The stock (symbol BGC) gained 25% over the past year through April 25. The shares, which closed at $71.70 on April 25, trade at 15 times the $4.93 per share that analysts expect the company to earn this year. Coleman rates the stock a "buy" and says it's worth $77. General Cable will report first-quarter results April 30.
One way for utilities to save money is to build a more efficient power grid. That's where ABB enters the picture. The Swiss company expects to produce annual earnings gains of 25% over the next few years, largely because of strong sales of power-transmission equipment that reduces energy losses between power plant and end-user.
It also makes industrial-automation equipment, such as high-efficiency motors and robotics. The power-transmission business accounted for half of ABB's $29.2 billion in sales over the past 12 months.
ABB delivered impressive first-quarter results. The company reported April 24 net income of $1 billion for the period, an increase of 87% from the same quarter in 2007. Michel Demaré, ABB's top executive, credited utilities' continued investment in power infrastructure as the key reason for the results.
The shares have surged 56% over the past year. But given the company's growth prospects, the stock appears reasonably priced. At $30.07, ABB's American depositary receipts (ABB) trade at 19 estimated 2008 earnings of $1.57 per share. The stock is a member of the Kiplinger Green 25.
Once the cables and equipment are purchased, utilities need to hire contractors to put all the pieces together. Houston-based Quanta Services is the leader in this market.

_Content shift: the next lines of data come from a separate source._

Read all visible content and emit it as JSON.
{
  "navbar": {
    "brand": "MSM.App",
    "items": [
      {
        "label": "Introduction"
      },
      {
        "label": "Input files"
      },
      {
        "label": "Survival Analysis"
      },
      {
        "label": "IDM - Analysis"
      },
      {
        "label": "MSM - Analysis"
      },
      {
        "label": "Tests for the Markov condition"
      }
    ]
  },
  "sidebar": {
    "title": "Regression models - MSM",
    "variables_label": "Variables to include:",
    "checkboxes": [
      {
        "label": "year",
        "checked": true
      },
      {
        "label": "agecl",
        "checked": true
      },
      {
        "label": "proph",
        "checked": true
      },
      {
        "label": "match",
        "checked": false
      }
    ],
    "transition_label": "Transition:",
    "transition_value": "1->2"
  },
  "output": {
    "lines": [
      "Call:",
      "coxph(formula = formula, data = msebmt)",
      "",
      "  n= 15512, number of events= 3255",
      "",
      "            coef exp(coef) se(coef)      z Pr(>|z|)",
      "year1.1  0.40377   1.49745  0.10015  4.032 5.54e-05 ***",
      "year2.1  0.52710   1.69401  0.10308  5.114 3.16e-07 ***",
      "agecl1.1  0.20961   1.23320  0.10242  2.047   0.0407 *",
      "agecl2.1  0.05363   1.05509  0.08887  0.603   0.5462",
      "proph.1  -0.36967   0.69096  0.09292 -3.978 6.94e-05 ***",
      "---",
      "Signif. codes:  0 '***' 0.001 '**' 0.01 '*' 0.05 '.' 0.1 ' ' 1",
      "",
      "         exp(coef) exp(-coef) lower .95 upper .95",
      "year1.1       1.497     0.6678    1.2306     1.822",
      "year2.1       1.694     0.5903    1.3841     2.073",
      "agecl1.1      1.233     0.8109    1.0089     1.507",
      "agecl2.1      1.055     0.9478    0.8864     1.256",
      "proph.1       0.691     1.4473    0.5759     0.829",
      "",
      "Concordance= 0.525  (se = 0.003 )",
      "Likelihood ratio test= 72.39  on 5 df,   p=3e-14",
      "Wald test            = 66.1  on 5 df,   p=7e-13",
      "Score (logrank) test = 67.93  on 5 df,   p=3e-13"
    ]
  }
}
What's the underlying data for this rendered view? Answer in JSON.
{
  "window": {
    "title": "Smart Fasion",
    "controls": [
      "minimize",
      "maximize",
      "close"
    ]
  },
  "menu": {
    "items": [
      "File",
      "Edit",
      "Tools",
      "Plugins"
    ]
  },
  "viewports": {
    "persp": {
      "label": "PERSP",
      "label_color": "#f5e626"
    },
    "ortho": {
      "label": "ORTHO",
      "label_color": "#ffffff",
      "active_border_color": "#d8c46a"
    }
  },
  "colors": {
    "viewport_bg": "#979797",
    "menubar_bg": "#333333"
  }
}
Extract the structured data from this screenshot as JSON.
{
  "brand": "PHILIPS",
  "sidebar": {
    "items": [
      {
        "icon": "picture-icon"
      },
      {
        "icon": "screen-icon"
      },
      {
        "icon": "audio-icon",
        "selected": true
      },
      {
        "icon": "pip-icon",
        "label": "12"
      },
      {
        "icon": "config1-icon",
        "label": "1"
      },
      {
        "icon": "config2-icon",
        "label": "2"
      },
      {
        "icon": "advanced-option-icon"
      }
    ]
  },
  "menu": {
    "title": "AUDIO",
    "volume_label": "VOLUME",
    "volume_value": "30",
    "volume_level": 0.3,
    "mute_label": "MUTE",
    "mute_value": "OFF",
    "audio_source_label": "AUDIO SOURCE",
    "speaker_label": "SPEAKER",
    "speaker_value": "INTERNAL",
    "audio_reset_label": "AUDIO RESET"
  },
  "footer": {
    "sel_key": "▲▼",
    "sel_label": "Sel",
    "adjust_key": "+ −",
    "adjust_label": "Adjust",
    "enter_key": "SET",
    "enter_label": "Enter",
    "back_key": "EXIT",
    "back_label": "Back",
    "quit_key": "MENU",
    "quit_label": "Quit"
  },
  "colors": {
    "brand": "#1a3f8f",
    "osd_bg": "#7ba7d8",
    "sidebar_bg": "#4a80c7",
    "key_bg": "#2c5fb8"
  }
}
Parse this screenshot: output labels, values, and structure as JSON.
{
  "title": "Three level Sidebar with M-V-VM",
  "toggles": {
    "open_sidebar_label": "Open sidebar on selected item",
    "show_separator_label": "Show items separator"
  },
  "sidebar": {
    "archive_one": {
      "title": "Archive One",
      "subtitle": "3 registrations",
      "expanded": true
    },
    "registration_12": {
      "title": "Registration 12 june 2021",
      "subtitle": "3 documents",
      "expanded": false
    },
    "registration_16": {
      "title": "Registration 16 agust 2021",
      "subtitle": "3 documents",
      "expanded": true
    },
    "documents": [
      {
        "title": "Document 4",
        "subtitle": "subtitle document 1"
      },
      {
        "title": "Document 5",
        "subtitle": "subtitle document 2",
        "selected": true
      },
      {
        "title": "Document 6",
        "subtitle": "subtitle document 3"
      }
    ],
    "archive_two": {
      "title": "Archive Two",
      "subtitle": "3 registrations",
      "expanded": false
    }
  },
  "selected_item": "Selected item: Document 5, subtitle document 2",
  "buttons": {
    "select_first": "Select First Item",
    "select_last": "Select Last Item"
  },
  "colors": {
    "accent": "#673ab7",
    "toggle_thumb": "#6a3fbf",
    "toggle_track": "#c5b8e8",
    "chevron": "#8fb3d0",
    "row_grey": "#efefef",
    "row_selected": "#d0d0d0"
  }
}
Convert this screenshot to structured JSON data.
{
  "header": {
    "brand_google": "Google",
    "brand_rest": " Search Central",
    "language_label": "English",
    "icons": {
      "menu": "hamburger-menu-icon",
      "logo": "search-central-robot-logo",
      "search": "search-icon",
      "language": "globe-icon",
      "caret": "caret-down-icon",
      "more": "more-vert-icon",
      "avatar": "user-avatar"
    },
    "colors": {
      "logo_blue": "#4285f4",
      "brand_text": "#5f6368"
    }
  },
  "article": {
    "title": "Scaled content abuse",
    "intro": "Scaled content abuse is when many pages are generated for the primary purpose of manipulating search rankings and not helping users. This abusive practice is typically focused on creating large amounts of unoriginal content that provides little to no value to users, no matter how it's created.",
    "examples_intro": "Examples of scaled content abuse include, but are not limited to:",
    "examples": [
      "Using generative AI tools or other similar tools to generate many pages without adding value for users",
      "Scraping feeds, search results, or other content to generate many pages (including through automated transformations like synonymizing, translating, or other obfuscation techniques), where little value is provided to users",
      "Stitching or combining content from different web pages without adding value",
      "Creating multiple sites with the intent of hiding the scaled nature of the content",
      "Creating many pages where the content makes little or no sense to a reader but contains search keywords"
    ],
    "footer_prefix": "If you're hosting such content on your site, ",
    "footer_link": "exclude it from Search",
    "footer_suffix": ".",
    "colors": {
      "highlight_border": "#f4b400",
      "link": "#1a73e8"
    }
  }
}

The company won four of the five largest contracts for grid work in 2007. The multi-year contracts guarantee a recurring stream of revenues for their duration. Croft says Quanta will generate annual earnings growth of 20% or more over the next three years to five years.
The stock (PWR) is hardly a bargain. The shares, which jumped 5% on April 25, to $27.13, trade at 32 times forecasted 2008 earnings of 84 cents per share. The shares have fallen 4% in the past year.
Quanta's results can be volatile quarter to quarter because a portion of the business is dependent on revenues from restoring power lines damaged from storms and natural disasters. So it's wise to watch this stock closely and buy on pullbacks.